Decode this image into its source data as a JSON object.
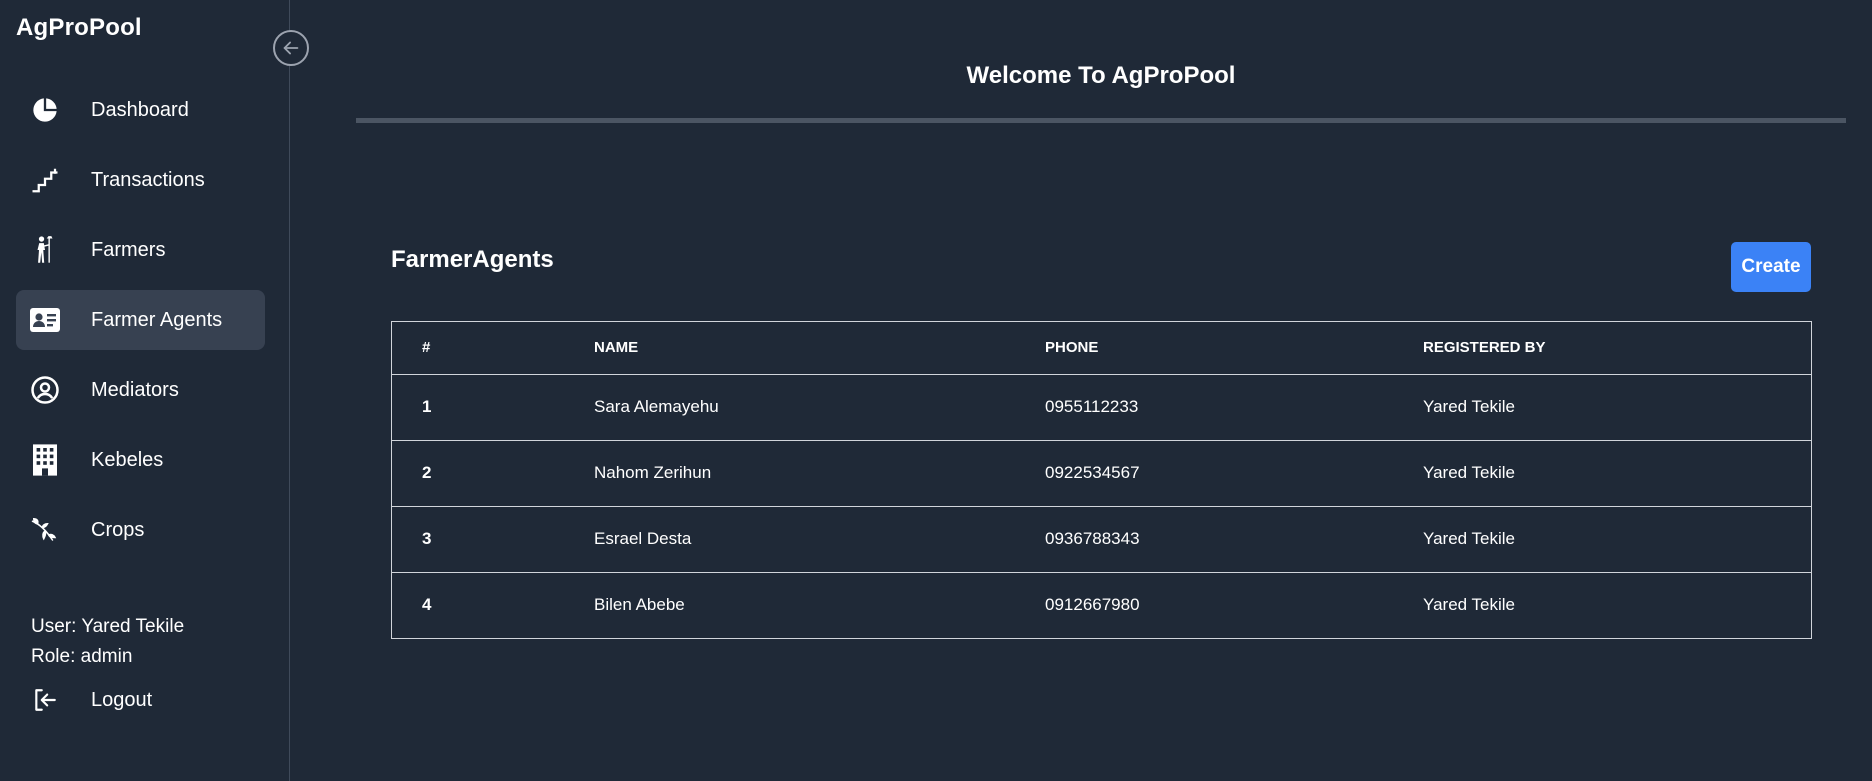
{
  "app": {
    "brand": "AgProPool"
  },
  "sidebar": {
    "collapse_icon": "arrow-left-circle-icon",
    "items": [
      {
        "label": "Dashboard",
        "icon": "pie-chart-icon",
        "active": false
      },
      {
        "label": "Transactions",
        "icon": "stairs-icon",
        "active": false
      },
      {
        "label": "Farmers",
        "icon": "farmer-icon",
        "active": false
      },
      {
        "label": "Farmer Agents",
        "icon": "id-card-icon",
        "active": true
      },
      {
        "label": "Mediators",
        "icon": "user-circle-icon",
        "active": false
      },
      {
        "label": "Kebeles",
        "icon": "building-icon",
        "active": false
      },
      {
        "label": "Crops",
        "icon": "plant-icon",
        "active": false
      }
    ],
    "user_line": "User: Yared Tekile",
    "role_line": "Role: admin",
    "logout_label": "Logout"
  },
  "main": {
    "welcome": "Welcome To AgProPool",
    "section_title": "FarmerAgents",
    "create_label": "Create",
    "table": {
      "headers": [
        "#",
        "NAME",
        "PHONE",
        "REGISTERED BY"
      ],
      "rows": [
        [
          "1",
          "Sara Alemayehu",
          "0955112233",
          "Yared Tekile"
        ],
        [
          "2",
          "Nahom Zerihun",
          "0922534567",
          "Yared Tekile"
        ],
        [
          "3",
          "Esrael Desta",
          "0936788343",
          "Yared Tekile"
        ],
        [
          "4",
          "Bilen Abebe",
          "0912667980",
          "Yared Tekile"
        ]
      ]
    }
  },
  "colors": {
    "background": "#1f2937",
    "active_item": "#374151",
    "accent": "#3b82f6",
    "divider": "#4b5563"
  }
}
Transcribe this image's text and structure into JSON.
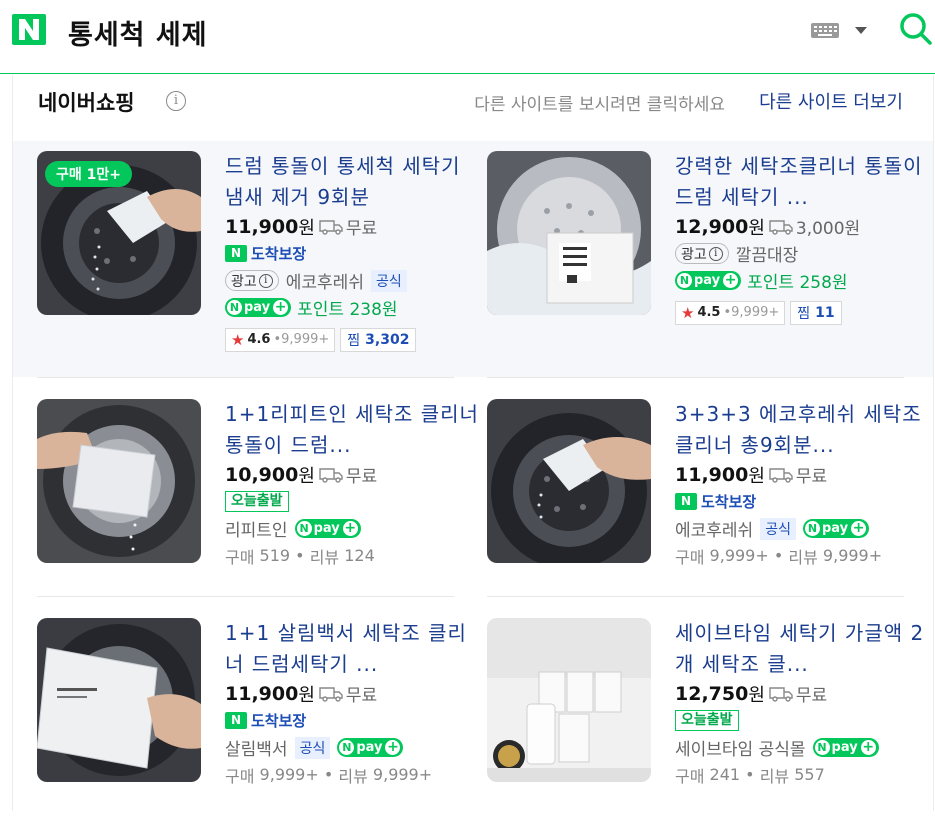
{
  "header": {
    "query": "통세척 세제"
  },
  "section": {
    "title": "네이버쇼핑",
    "other_hint": "다른 사이트를 보시려면 클릭하세요",
    "other_link": "다른 사이트 더보기"
  },
  "labels": {
    "won": "원",
    "ad": "광고",
    "official": "공식",
    "arrival": "도착보장",
    "today": "오늘출발",
    "npay": "pay",
    "zzim": "찜",
    "points_prefix": "포인트",
    "purchase": "구매",
    "review": "리뷰",
    "star": "★"
  },
  "products": [
    {
      "title": "드럼 통돌이 통세척 세탁기 냄새 제거 9회분",
      "price": "11,900",
      "shipping": "무료",
      "badge": "구매 1만+",
      "seller": "에코후레쉬",
      "points": "238원",
      "rating": "4.6",
      "rating_count": "9,999+",
      "zzim": "3,302"
    },
    {
      "title": "강력한 세탁조클리너 통돌이 드럼 세탁기 ...",
      "price": "12,900",
      "shipping": "3,000원",
      "seller": "깔끔대장",
      "points": "258원",
      "rating": "4.5",
      "rating_count": "9,999+",
      "zzim": "11"
    },
    {
      "title": "1+1리피트인 세탁조 클리너 통돌이 드럼...",
      "price": "10,900",
      "shipping": "무료",
      "seller": "리피트인",
      "purchases": "519",
      "reviews": "124"
    },
    {
      "title": "3+3+3 에코후레쉬 세탁조 클리너 총9회분...",
      "price": "11,900",
      "shipping": "무료",
      "seller": "에코후레쉬",
      "purchases": "9,999+",
      "reviews": "9,999+"
    },
    {
      "title": "1+1 살림백서 세탁조 클리너 드럼세탁기 ...",
      "price": "11,900",
      "shipping": "무료",
      "seller": "살림백서",
      "purchases": "9,999+",
      "reviews": "9,999+"
    },
    {
      "title": "세이브타임 세탁기 가글액 2개 세탁조 클...",
      "price": "12,750",
      "shipping": "무료",
      "seller": "세이브타임 공식몰",
      "purchases": "241",
      "reviews": "557"
    }
  ],
  "colors": {
    "brand": "#03c75a",
    "link": "#1a3d8f",
    "ad_band": "#f5f7fb"
  }
}
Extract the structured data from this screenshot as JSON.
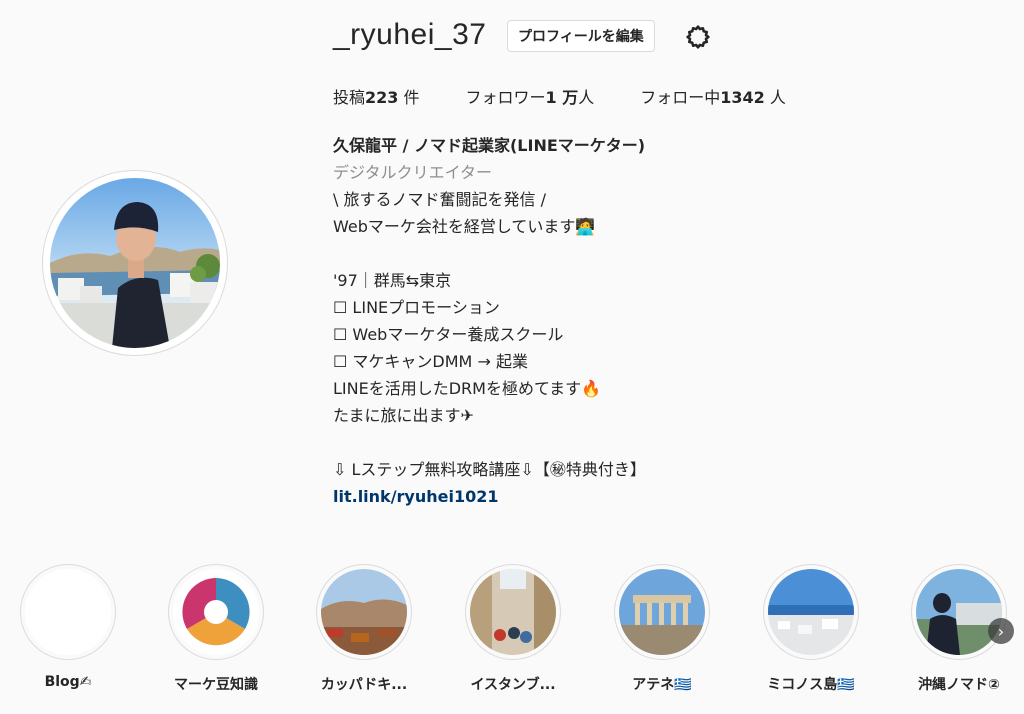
{
  "profile": {
    "username": "_ryuhei_37",
    "edit_label": "プロフィールを編集"
  },
  "stats": {
    "posts_prefix": "投稿",
    "posts_value": "223",
    "posts_suffix": " 件",
    "followers_prefix": "フォロワー",
    "followers_value": "1 万",
    "followers_suffix": "人",
    "following_prefix": "フォロー中",
    "following_value": "1342",
    "following_suffix": " 人"
  },
  "bio": {
    "name": "久保龍平 / ノマド起業家(LINEマーケター)",
    "category": "デジタルクリエイター",
    "lines": [
      "\\ 旅するノマド奮闘記を発信 /",
      "Webマーケ会社を経営しています🧑‍💻",
      "",
      "'97｜群馬⇆東京",
      "☐ LINEプロモーション",
      "☐ Webマーケター養成スクール",
      "☐ マケキャンDMM → 起業",
      "LINEを活用したDRMを極めてます🔥",
      "たまに旅に出ます✈",
      "",
      "⇩ Lステップ無料攻略講座⇩【㊙特典付き】"
    ],
    "link": "lit.link/ryuhei1021"
  },
  "highlights": [
    {
      "label": "Blog✍"
    },
    {
      "label": "マーケ豆知識"
    },
    {
      "label": "カッパドキ..."
    },
    {
      "label": "イスタンブ..."
    },
    {
      "label": "アテネ🇬🇷"
    },
    {
      "label": "ミコノス島🇬🇷"
    },
    {
      "label": "沖縄ノマド②"
    }
  ],
  "icons": {
    "gear": "gear-icon",
    "next": "chevron-right-icon"
  },
  "colors": {
    "link": "#00376b",
    "muted": "#8e8e8e",
    "border": "#dbdbdb"
  }
}
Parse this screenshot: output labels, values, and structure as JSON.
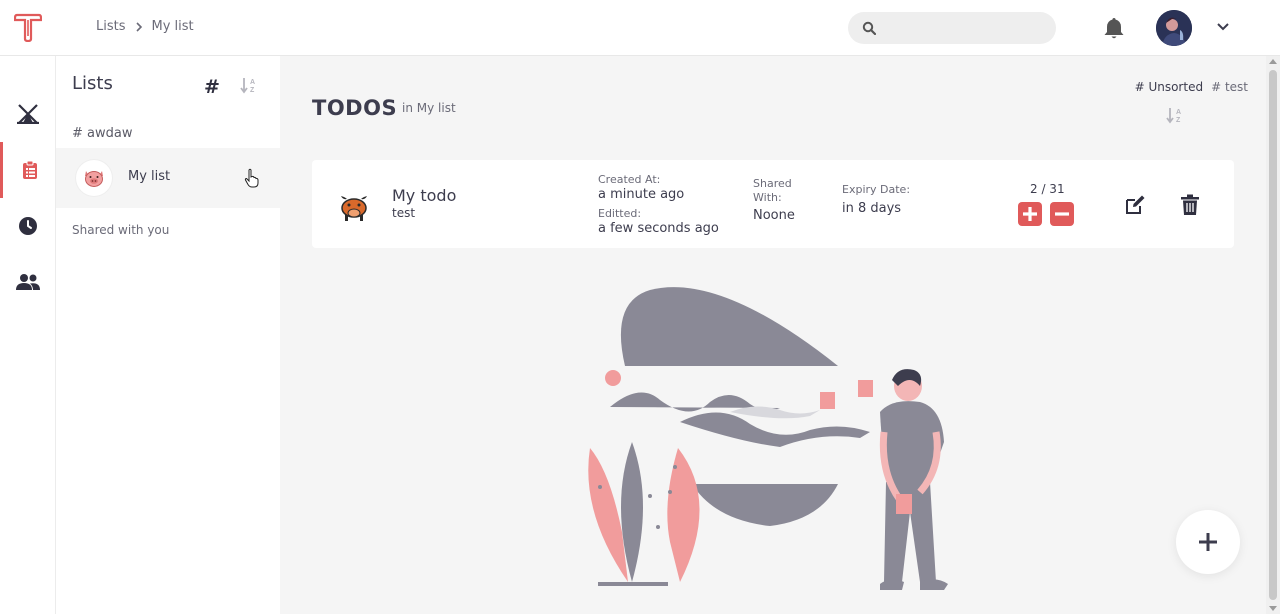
{
  "header": {
    "breadcrumb": [
      "Lists",
      "My list"
    ],
    "search": {
      "placeholder": "",
      "icon": "search-icon"
    },
    "icons": [
      "logo",
      "bell-icon",
      "avatar",
      "chevron-down-icon"
    ]
  },
  "rail": {
    "items": [
      {
        "name": "tent",
        "icon": "tent-icon",
        "active": false
      },
      {
        "name": "lists",
        "icon": "clipboard-list-icon",
        "active": true
      },
      {
        "name": "history",
        "icon": "clock-icon",
        "active": false
      },
      {
        "name": "users",
        "icon": "users-icon",
        "active": false
      }
    ]
  },
  "lists_panel": {
    "title": "Lists",
    "hash_button": "#",
    "tags": [
      "# awdaw"
    ],
    "lists": [
      {
        "name": "My list",
        "icon": "pig-icon"
      }
    ],
    "shared_label": "Shared with you"
  },
  "main": {
    "title": "TODOS",
    "subtitle": "in My list",
    "filters": [
      "# Unsorted",
      "# test"
    ],
    "todos": [
      {
        "name": "My todo",
        "tag": "test",
        "icon": "bull-icon",
        "created_label": "Created At:",
        "created_value": "a minute ago",
        "edited_label": "Editted:",
        "edited_value": "a few seconds ago",
        "shared_label": "Shared With:",
        "shared_value": "Noone",
        "expiry_label": "Expiry Date:",
        "expiry_value": "in 8 days",
        "count": "2 / 31"
      }
    ]
  },
  "colors": {
    "accent": "#e05a5a",
    "text": "#3d3d4e",
    "illustration_gray": "#8a8996",
    "illustration_pink": "#f19c9c",
    "background": "#f5f5f5"
  }
}
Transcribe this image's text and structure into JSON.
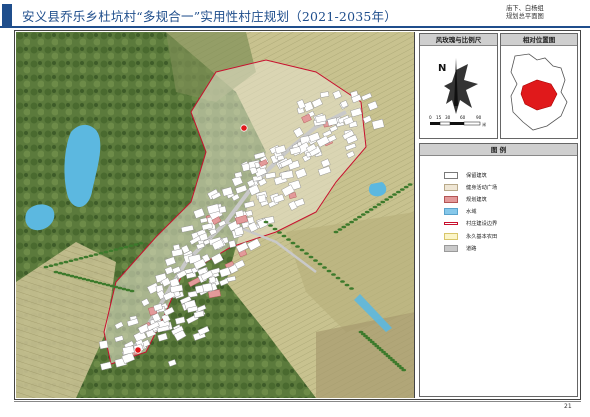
{
  "header": {
    "title": "安义县乔乐乡杜坑村“多规合一”实用性村庄规划（2021-2035年）",
    "drawing_title_line1": "庙下、白杨组",
    "drawing_title_line2": "规划总平面图",
    "accent_color": "#1f4e8c"
  },
  "compass_panel": {
    "title": "风玫瑰与比例尺",
    "north_label": "N",
    "scale_ticks": [
      "0",
      "15",
      "30",
      "60",
      "90"
    ],
    "scale_unit": "米"
  },
  "location_panel": {
    "title": "相对位置图",
    "highlight_color": "#e0191b"
  },
  "legend": {
    "title": "图    例",
    "items": [
      {
        "label": "保留建筑",
        "color": "#ffffff",
        "border": "#7a7a7a"
      },
      {
        "label": "健身活动广场",
        "color": "#efe6d4",
        "border": "#b8a98a"
      },
      {
        "label": "规划建筑",
        "color": "#e39a9a",
        "border": "#b45555"
      },
      {
        "label": "水域",
        "color": "#86c8ea",
        "border": "#5aa3cc"
      },
      {
        "label": "村庄建设边界",
        "color": "#ffffff",
        "border": "#c8102e"
      },
      {
        "label": "永久基本农田",
        "color": "#fbf5c8",
        "border": "#d8c66a"
      },
      {
        "label": "道路",
        "color": "#c9c9c9",
        "border": "#9a9a9a"
      }
    ]
  },
  "map": {
    "village_marker_color": "#e0191b",
    "water_color": "#5cb8e0",
    "hedge_color": "#3d7a2c"
  },
  "page_number": "21"
}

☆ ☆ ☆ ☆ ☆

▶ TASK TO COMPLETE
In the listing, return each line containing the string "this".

▶ RESULT OF THE TASK
Decode this image into its source data as a JSON object.
Transcribe this image's text and structure into JSON.
Extract the structured data from this screenshot as JSON.
Parse this screenshot: output labels, values, and structure as JSON.
Transcribe this image's text and structure into JSON.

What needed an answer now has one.